#### [TASK DESCRIPTION]
Your job is to return every line in the data holding the string "count".

Segment Start: DATA FOR ANALYSIS

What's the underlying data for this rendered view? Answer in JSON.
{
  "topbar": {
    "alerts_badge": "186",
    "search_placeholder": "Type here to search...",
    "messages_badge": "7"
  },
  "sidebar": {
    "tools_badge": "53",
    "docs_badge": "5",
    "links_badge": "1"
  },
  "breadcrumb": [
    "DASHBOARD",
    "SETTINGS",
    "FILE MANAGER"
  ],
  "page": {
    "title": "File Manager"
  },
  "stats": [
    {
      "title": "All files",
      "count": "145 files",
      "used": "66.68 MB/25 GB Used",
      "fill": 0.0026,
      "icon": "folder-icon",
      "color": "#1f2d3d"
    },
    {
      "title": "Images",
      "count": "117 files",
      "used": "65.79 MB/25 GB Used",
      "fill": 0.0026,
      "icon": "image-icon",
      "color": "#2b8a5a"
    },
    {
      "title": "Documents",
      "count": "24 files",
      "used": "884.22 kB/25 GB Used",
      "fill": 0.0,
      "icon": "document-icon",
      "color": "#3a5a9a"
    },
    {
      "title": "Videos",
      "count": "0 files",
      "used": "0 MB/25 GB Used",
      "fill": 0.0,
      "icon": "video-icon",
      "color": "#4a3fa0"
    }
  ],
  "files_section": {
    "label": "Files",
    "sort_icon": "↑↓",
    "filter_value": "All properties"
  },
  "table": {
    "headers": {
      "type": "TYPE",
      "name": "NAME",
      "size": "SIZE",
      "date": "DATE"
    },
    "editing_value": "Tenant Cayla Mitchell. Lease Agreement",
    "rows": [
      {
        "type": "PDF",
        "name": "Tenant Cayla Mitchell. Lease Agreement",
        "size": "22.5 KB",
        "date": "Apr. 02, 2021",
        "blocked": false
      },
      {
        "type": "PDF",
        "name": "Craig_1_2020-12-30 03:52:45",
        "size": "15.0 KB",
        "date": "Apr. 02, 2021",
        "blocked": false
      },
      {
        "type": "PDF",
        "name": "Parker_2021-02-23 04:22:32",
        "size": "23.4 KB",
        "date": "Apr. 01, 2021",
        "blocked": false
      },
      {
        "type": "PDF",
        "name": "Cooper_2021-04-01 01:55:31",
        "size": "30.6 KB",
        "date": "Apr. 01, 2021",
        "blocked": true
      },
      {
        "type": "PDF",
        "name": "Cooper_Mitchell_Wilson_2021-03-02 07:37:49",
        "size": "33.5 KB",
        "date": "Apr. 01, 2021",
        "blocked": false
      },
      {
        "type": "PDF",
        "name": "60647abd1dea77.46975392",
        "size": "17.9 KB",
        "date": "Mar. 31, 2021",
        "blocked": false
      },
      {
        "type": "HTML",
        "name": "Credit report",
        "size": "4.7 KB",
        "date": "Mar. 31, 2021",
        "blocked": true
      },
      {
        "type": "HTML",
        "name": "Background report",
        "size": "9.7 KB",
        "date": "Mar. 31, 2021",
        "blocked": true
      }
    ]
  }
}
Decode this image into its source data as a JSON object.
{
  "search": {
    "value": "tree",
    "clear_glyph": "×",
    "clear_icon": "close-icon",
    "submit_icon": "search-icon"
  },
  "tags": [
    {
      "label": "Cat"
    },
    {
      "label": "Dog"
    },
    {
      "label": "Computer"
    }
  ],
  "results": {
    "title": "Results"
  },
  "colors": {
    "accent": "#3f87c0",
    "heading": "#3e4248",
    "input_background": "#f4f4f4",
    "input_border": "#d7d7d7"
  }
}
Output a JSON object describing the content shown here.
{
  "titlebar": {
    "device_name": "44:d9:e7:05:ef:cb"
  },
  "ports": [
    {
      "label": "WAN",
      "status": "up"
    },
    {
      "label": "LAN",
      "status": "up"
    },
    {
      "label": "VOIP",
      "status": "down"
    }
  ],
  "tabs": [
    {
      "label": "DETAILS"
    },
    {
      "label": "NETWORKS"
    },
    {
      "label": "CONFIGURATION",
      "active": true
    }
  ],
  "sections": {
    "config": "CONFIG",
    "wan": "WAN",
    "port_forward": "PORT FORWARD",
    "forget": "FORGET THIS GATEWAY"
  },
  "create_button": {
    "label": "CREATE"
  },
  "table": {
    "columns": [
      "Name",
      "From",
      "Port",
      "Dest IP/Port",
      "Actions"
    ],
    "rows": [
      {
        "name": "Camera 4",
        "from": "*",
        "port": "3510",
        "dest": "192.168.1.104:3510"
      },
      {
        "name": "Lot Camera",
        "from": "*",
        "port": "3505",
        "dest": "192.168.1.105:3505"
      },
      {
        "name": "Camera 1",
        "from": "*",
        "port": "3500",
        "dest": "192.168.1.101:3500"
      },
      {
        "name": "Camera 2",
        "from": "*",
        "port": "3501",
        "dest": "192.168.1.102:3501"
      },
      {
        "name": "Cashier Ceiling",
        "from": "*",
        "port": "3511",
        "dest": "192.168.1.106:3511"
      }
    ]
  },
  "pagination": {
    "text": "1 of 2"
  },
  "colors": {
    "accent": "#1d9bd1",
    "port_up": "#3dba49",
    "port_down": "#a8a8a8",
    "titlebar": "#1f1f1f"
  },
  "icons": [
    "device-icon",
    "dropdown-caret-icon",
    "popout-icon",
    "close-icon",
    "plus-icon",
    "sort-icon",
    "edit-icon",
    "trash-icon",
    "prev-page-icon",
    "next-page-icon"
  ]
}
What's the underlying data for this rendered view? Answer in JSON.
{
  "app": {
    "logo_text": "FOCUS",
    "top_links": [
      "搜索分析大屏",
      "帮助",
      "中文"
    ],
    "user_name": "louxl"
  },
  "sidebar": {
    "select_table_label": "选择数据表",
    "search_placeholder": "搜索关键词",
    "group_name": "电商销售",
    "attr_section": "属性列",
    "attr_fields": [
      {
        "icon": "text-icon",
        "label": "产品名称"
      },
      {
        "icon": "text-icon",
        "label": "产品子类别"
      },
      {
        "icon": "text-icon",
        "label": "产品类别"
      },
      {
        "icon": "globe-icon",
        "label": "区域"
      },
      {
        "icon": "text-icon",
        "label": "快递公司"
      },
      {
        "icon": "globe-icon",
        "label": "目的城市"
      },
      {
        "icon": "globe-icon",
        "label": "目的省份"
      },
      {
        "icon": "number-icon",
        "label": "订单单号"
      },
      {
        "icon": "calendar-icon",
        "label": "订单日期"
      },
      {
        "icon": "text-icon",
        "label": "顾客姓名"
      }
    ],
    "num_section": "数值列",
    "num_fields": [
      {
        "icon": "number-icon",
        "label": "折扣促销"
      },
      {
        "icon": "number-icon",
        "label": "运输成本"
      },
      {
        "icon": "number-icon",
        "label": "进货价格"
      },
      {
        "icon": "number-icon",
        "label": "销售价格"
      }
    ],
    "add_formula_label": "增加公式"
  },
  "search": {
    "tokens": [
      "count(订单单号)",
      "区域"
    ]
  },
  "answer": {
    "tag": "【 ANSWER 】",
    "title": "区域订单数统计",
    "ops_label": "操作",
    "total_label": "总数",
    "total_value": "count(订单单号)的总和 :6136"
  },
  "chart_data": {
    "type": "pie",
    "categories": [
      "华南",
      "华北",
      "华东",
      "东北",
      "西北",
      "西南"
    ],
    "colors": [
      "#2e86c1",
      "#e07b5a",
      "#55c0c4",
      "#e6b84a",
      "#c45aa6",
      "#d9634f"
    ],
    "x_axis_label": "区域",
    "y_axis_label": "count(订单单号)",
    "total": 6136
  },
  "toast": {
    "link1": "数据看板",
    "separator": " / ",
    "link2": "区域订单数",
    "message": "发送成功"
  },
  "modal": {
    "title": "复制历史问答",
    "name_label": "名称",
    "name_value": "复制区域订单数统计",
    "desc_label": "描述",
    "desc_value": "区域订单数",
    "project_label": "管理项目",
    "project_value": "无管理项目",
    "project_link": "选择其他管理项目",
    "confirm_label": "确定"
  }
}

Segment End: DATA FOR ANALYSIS

#### [TASK ANSWER]
      "count": "145 files",
      "count": "117 files",
      "count": "24 files",
      "count": "0 files",
      "count(订单单号)",
    "total_value": "count(订单单号)的总和 :6136"
    "y_axis_label": "count(订单单号)",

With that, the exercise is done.